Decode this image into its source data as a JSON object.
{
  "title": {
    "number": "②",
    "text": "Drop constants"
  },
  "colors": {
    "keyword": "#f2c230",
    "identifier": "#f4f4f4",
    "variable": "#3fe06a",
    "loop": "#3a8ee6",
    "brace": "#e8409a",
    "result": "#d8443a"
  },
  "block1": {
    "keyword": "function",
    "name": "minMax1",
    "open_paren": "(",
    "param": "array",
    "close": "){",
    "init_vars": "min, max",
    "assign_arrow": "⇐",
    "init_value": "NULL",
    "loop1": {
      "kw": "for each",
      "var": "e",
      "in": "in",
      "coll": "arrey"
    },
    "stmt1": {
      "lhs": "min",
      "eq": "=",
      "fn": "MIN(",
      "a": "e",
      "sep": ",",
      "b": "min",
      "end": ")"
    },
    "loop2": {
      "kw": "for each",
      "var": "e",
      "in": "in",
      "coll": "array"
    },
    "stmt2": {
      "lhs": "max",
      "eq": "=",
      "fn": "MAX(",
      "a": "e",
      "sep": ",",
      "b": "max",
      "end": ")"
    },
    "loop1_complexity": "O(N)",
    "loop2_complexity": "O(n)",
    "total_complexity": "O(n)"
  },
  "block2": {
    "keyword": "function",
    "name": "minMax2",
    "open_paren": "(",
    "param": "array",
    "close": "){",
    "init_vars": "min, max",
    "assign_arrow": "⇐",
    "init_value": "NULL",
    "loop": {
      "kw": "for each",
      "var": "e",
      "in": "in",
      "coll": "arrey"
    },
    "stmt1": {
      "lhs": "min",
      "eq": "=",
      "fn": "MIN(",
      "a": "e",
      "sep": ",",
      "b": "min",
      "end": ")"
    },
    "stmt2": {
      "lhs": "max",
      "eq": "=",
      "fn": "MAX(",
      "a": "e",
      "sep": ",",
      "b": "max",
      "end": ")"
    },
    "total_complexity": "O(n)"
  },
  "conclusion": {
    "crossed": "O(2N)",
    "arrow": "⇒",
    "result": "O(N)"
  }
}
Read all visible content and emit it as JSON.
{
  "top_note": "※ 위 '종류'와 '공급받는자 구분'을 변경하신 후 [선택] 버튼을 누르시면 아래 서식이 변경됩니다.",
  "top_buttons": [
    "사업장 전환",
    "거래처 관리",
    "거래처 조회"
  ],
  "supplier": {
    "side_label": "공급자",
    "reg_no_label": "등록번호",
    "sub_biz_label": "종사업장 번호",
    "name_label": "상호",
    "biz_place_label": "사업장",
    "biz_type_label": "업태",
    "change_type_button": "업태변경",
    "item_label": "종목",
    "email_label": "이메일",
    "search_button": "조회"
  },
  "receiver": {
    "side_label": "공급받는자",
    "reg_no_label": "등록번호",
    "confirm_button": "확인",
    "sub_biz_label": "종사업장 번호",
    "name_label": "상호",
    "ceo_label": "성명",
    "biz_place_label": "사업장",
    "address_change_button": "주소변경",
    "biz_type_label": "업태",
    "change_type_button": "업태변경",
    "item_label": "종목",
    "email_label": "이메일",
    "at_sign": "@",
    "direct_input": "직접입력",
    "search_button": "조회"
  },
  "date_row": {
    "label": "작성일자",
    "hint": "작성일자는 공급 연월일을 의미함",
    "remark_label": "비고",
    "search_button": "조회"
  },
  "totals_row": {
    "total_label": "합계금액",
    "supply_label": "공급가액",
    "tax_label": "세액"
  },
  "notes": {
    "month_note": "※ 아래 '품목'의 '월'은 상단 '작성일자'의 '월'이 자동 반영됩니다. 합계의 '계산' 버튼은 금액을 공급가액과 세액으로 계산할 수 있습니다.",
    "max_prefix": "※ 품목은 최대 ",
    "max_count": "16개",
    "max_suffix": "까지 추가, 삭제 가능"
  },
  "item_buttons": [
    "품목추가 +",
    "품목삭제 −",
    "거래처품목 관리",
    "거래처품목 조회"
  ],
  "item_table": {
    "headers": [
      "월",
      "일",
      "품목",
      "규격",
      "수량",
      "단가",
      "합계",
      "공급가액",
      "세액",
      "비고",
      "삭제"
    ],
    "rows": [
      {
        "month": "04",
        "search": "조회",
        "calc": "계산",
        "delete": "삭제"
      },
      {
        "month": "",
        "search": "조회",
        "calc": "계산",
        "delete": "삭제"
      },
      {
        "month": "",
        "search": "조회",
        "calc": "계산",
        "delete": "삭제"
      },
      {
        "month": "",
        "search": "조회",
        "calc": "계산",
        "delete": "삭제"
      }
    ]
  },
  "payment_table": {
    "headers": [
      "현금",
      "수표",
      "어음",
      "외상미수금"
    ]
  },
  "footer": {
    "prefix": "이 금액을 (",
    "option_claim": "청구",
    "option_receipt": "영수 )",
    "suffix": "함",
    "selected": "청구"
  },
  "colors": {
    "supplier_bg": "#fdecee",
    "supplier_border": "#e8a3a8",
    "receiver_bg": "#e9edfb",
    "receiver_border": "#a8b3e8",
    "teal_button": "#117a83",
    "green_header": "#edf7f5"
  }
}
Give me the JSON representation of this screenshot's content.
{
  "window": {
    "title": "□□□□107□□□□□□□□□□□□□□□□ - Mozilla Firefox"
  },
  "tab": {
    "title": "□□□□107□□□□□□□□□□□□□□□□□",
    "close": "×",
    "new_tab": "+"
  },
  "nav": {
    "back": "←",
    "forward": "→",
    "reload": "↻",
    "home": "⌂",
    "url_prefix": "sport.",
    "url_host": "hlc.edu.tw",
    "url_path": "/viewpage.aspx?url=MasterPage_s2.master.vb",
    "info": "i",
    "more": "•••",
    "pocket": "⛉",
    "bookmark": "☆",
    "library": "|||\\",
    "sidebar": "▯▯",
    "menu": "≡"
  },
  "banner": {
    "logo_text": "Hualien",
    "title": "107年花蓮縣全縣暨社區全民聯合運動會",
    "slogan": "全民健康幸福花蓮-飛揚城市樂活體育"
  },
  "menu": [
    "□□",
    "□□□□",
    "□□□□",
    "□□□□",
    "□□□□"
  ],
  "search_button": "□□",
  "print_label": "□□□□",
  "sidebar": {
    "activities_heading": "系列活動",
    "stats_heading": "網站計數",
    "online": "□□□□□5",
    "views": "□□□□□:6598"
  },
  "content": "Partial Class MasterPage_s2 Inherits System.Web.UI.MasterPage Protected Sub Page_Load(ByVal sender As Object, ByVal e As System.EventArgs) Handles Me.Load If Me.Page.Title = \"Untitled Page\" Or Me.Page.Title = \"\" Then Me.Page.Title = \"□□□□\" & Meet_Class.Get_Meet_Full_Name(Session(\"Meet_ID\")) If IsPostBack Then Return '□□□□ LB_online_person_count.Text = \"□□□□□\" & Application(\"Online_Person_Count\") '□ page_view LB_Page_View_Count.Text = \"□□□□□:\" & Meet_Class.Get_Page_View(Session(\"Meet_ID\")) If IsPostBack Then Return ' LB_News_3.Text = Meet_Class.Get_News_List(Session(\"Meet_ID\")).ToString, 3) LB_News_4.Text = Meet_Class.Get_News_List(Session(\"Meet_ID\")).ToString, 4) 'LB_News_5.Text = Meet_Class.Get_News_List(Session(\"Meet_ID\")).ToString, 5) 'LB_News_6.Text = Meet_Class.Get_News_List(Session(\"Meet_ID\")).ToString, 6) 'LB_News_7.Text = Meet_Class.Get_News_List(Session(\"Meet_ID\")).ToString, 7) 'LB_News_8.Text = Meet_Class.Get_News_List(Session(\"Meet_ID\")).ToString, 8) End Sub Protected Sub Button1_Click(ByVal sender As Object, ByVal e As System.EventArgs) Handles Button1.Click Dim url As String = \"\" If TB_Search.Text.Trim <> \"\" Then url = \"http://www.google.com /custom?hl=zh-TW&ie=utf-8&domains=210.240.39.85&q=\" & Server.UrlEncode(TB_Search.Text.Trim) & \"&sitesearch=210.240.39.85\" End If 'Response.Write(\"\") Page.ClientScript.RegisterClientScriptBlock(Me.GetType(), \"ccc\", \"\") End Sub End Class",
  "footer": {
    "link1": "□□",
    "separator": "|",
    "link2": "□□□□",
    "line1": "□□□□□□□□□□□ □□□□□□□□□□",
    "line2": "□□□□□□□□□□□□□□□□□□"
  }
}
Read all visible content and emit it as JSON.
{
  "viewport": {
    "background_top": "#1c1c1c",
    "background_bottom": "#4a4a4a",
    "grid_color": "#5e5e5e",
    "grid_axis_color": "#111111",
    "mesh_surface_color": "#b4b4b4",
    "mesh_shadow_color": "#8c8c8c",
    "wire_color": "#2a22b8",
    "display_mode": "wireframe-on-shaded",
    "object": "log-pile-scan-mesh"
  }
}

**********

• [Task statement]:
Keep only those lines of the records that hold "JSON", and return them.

• [Reply to the task]:
Decode this image into its source data as a JSON object.
Read all visible content and emit it as JSON.
Give me the JSON representation of this screenshot's content.
Read all visible content and emit it as JSON.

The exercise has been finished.